Why not apply for the Fourth Circuit Court of Appeals's Criminal Justice Act or Capital Appellate Panels?

The CJA and Capital Appellate Panels are comprised of attorneys who are eligible and willing to accept appellate appointments from the Fourth Circuit. Members of the CJA Appellate Panel are appointed in criminal cases when new counsel must be appointed on appeal, and members of the Capital Appellate Panel are appointed in capital cases when new counsel must be appointed on direct appeal or on collateral appeal.

A three-judge panel of the Fourth Circuit Court of Appeals ruled this week that the federal government was correct in withholding Medicaid money from the State of West Virginia. In the simplest words -- the Fourth Circuit Court of Appeals found that the State's Attorney General had misapplied funds owed the government from a pharmaceutical lawsuit settlement.

The ruling came out on Wednesday and held in favor of the Centers for Medicare and Medicaid Services, reports Legal Newsline.

Lawyers will convene later this month to discuss the path of a case that made it up to the Fourth Circuit Court of Appeals earlier this year.

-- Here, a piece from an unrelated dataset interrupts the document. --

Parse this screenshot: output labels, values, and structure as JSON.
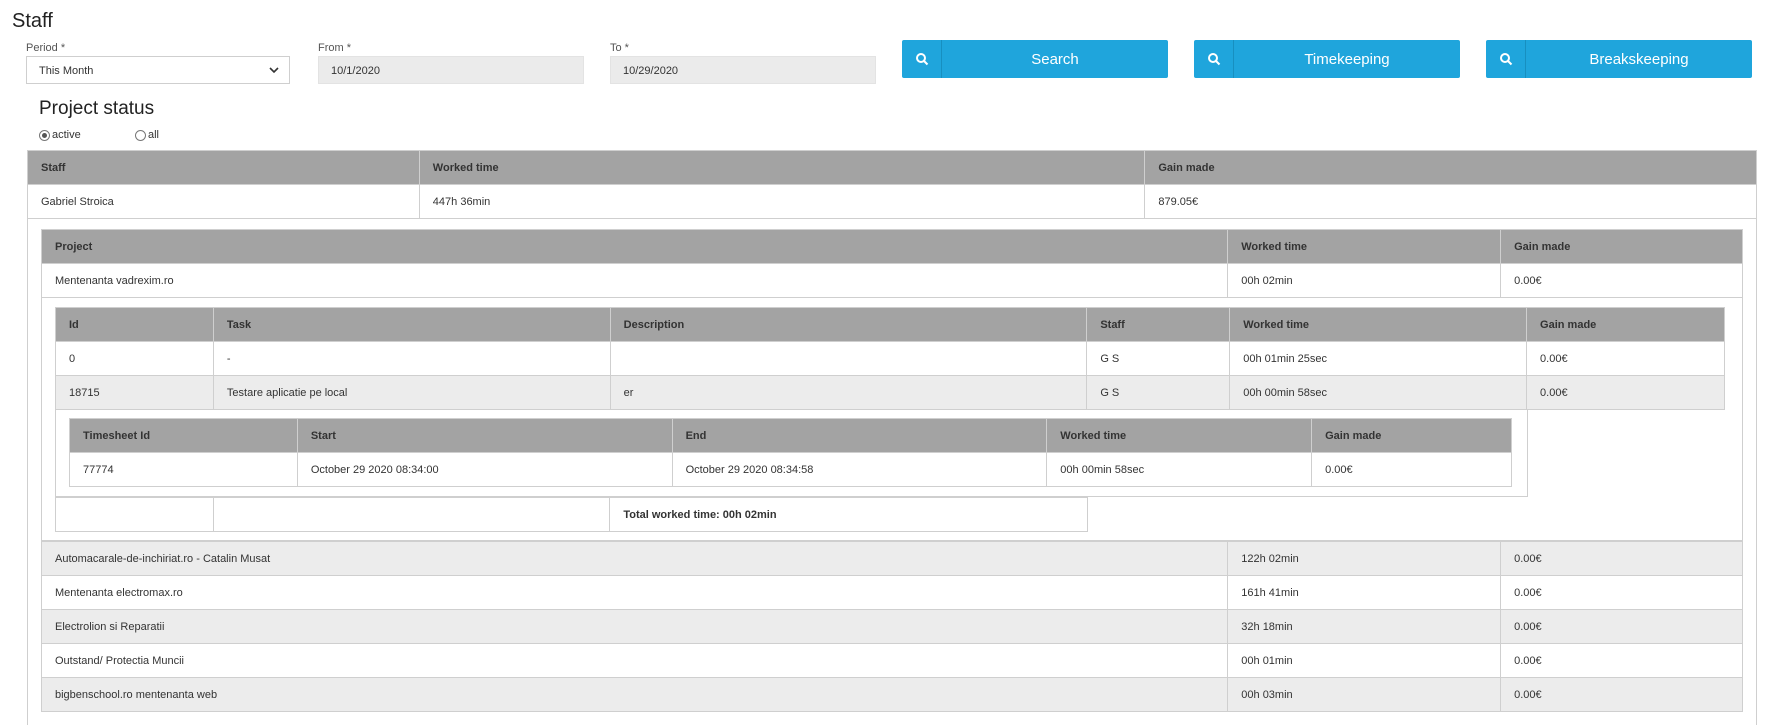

The case involved Jeffrey MacDonald, a former Army surgeon at Fort Bragg. MacDonald was convicted in a 1970 murder of his pregnant wife and two daughters. He maintained his innocence throughout his trial, which culminated in a 1979 conviction.

MacDonald claims that he had evidence that exonerated him. He is currently serving three life sentences, reports the Fayetteville Observer.

The Fourth Circuit Court of Appeals vacated a sentence and remanded the case for further proceedings where the district court reduced a sentence from ninety-six months to one day.

The case involved defendant James Clawson, charged with being a moderator of a child pornography website. He cooperated with the government and pleaded guilty to charges of distributing child pornography and at the time of his plea, it became known that he suffered from ADHD and depression, requiring certain medication daily.

Now, under Federal Rules of Criminal Procedure Rule 35(b), the motion could have been made to reduce his sentence, for providing substantial assistance to the government.